4. Peanut Butter Can Help Promote Heart Health
In the Nurses’ Health Study, researchers subdivided nut intake between all tree nuts and peanuts and peanut butter. Consumption of peanut products was associated with a decreased relative risk of coronary heart disease (CHD). 37Participants who consumed peanuts two or more times per week had a relative risk of CHD of 0.66, while for other nuts the relative risk for consumption of two or more times per week was 0.79.
A recent report of the same study looking at a subgroup of women shows similar findings, as consumption of at least five servings per week of nuts or peanut butter was significantly associated with a lower risk of cardiovascular disease, with a relative risk of 0.56. 38 Research shows that moderate-fat diets that contain peanuts elicit a more favorable lipid profile after maintenance of weight loss compared to low-fat diets. 39
In a recent well-controlled 30-week intervention study, researchers examined the effects of peanut consumption on blood lipids in healthy adults. 40 They found that daily peanut consumption resulted in significant reductions in total cholesterol and triglycerides. Maintaining healthy levels of cholesterol and triglycerides are important variables for cardiovascular health. 41
According to Purdue researcher, Dr. Richard Mattes, “Peanuts are the most widely consumed nut in this country. They are a rich source of monounsaturated fatty acids, magnesium, folate, vitamin E, copper, arginine, and fiber, all of which have cardiovascular disease risk-reducing properties.”
In a study published in the Journal of the American College of Nutrition, Mattes found that regular peanut consumption “lowers blood triglycerides and augments consumption of nutrients associated with reduced cardiovascular risk.” 42
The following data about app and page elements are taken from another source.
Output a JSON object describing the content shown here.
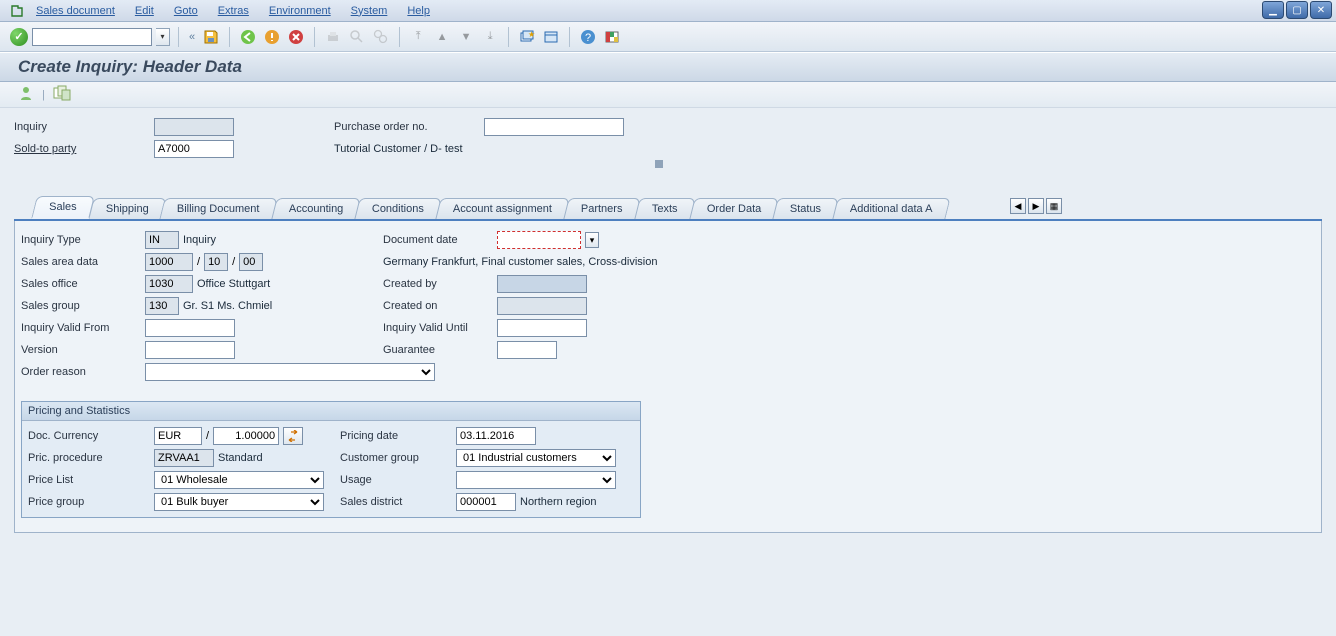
{
  "menu": {
    "items": [
      "Sales document",
      "Edit",
      "Goto",
      "Extras",
      "Environment",
      "System",
      "Help"
    ]
  },
  "title": "Create Inquiry: Header Data",
  "header": {
    "inquiry_label": "Inquiry",
    "inquiry_val": "",
    "po_label": "Purchase order no.",
    "po_val": "",
    "soldto_label": "Sold-to party",
    "soldto_val": "A7000",
    "soldto_desc": "Tutorial Customer / D- test"
  },
  "tabs": [
    "Sales",
    "Shipping",
    "Billing Document",
    "Accounting",
    "Conditions",
    "Account assignment",
    "Partners",
    "Texts",
    "Order Data",
    "Status",
    "Additional data A"
  ],
  "sales": {
    "inquiry_type_label": "Inquiry Type",
    "inquiry_type_val": "IN",
    "inquiry_type_desc": "Inquiry",
    "doc_date_label": "Document date",
    "doc_date_val": "",
    "sales_area_label": "Sales area data",
    "sales_area_org": "1000",
    "sales_area_ch": "10",
    "sales_area_div": "00",
    "sales_area_desc": "Germany Frankfurt, Final customer sales, Cross-division",
    "sales_office_label": "Sales office",
    "sales_office_val": "1030",
    "sales_office_desc": "Office Stuttgart",
    "created_by_label": "Created by",
    "created_by_val": "",
    "sales_group_label": "Sales group",
    "sales_group_val": "130",
    "sales_group_desc": "Gr. S1 Ms. Chmiel",
    "created_on_label": "Created on",
    "created_on_val": "",
    "valid_from_label": "Inquiry Valid From",
    "valid_from_val": "",
    "valid_until_label": "Inquiry Valid Until",
    "valid_until_val": "",
    "version_label": "Version",
    "version_val": "",
    "guarantee_label": "Guarantee",
    "guarantee_val": "",
    "order_reason_label": "Order reason",
    "order_reason_val": ""
  },
  "pricing": {
    "title": "Pricing and Statistics",
    "doc_curr_label": "Doc. Currency",
    "doc_curr_val": "EUR",
    "exch_rate_val": "1.00000",
    "pricing_date_label": "Pricing date",
    "pricing_date_val": "03.11.2016",
    "proc_label": "Pric. procedure",
    "proc_val": "ZRVAA1",
    "proc_desc": "Standard",
    "cust_group_label": "Customer group",
    "cust_group_val": "01 Industrial customers",
    "price_list_label": "Price List",
    "price_list_val": "01 Wholesale",
    "usage_label": "Usage",
    "usage_val": "",
    "price_group_label": "Price group",
    "price_group_val": "01 Bulk buyer",
    "sales_district_label": "Sales district",
    "sales_district_val": "000001",
    "sales_district_desc": "Northern region"
  }
}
“Peanuts are often viewed as unhealthy because they are high in fat,” says Mattes. “But peanuts are rich in the types of fats that actually reduce cardiovascular disease risk and have strong satiety properties—meaning a person feels full after eating peanuts—so they do not pose a threat of weight gain. People can feel comfortable including them in their diets to take advantage of peanuts’ reducing the risk of heart disease, without adding to body weight. We have learned that regular peanut consumption lowers triglyceride levels by as much as 24%—even in the group where peanuts were added to regular dietary intake. We also saw no significant change in body weight, despite adding 500 calories of peanuts a day for eight weeks.”
Where did those calories go? According to research from Mattes and others, there are three potential answers:
- Peanuts have a high satiety value, and that feeling of being full reduces the amount a person eats.
- Peanuts trigger an increase in people’s resting metabolic rate.
- People don’t chew nuts well, so people’s bodies fail to absorb a portion of nuts’ caloric energy.
Is Peanut Butter Good For You? Moderation is Key
When I am asked “Is Peanut Butter Good For You”, I usually respond with “in moderation.”
Generally speaking, peanuts and peanut butter can be included as part of an overall healthy diet. Obviously, there are exceptions. For instance, peanut allergy is one of the most common food allergies, in which case peanuts can cause a severe, potentially fatal, reaction. It goes without saying that peanuts should be completely avoided in those cases.
For the overwhelming majority of folks, peanuts and peanut butter (along with tree nuts) may provide numerous health benefits. Having said that, peanuts are not synonymous with peanut butter. Most commercially-available peanut butter contains added sugar, salt, and fat. With that in mind, when choosing peanut butter, it’s best to opt for natural (preferably organic) peanut butter made only with peanuts and no other added ingredients.